Players will be able to accept a job, design landscapes, maintain their landscapes and unlock new jobs and new areas as they progress in the game. By playing, users can also earn in-game currency to upgrade their equipment, like going from a push mower to a riding mower.

“We’re trying to have everything revolve around the optimal practices,” Myers says. “When we look at the benefits of healthy landscapes, it’s all about the optimal way to do it. Not the fastest way to do it or doing the most of it. It’s the best way to do it.”

The game is designed so players must design and care for their landscapes so they understand all the components of the industry. Myers says the most popular Roblox games are ones where players have something to care for and where they are able to complete and check off tasks, so Landscape Design Empire will tap into this by giving them plants to care for and NPCs (non-playable characters) telling them what to do. Horticultural facts will also be shared through the game’s loading screen and other places throughout the game.

Myers says they want the game to grow and evolve over many years. A child who started playing it at 6 could still be playing it at 12 and they want to offer more sophisticated game mechanics as they gain experience.

In future updates of the game, Myers expects to branch out from residential landscapes and add commercial spaces for players. Another possible update will feature areas with different climates where the gamers will have to select plants well-suited for those conditions.

“All the plants would be available, but you might get more points if you use plants that grow better in that climate,” Myers says. “Or if you put the wrong ones in, it might be harder to take care of. That way, they can learn and see the connection.”

Myers says success with Landscape Design Empire will focus on whether kids are coming into the game, if they are staying and completing the landscape job loop and if their friends are logging on to play as well.

“I think once it gets out there and people see it, they are going to be impressed,” Myers says. “We are already feeling the excitement from industry professionals and their kids. Will Pereira (NALP Foundation past president) is one. His three girls love it. Will says it’s the first time any of his girls have ever cared about what he does for work.”


The initial game release is planned for Jan. 22, following the friends and family testing phase on Jan. 2. During the friends and family testing, Epic Reach will be able to see where kids go into the game, where they stop or restart and where they engage.

“We’ll use that to color not only the release, but all the subsequent updates,” Myers says.

After the release of the game, Epic Reach will be able to provide various metrics, including:

  • Number of players (daily, monthly, all time), repeat players
  • Time spent playing, average per session
  • Most popular (challenges, times to play, items, skills, regions)
  • Player location, native language
  • Starts/completes (challenges, skills, tools)
  • Play session paths, drop points

Myers says the Foundation’s goal is to push out several updates per year.

Ways to Support

Some of the various ways to support this initiative is to spread the word about Landscape Design Empire and encourage players to try it out.

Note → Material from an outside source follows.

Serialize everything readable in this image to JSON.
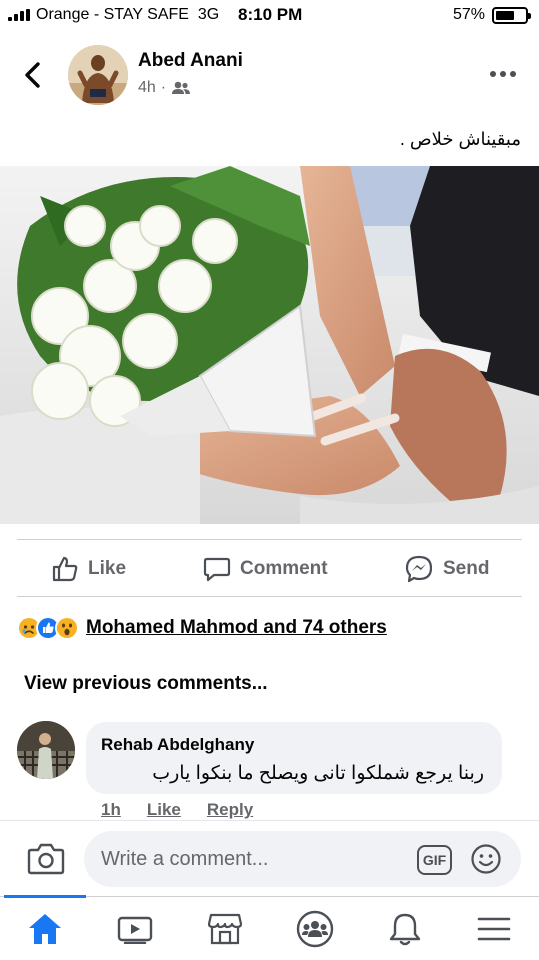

There are also numerous branding opportunities within the game, including branding the equipment and clothing. Myers says they are also open to simple donations towards the game as it all helps fund future updates.

For more information on Landscape Design Empire, check out a sneak peek of the game here.

This article was published in the January/February issue of the magazine. To read more stories from The Edge magazine, click here to subscribe to the digital edition.

Jill Odom

Jill Odom is the senior content manager for NALP.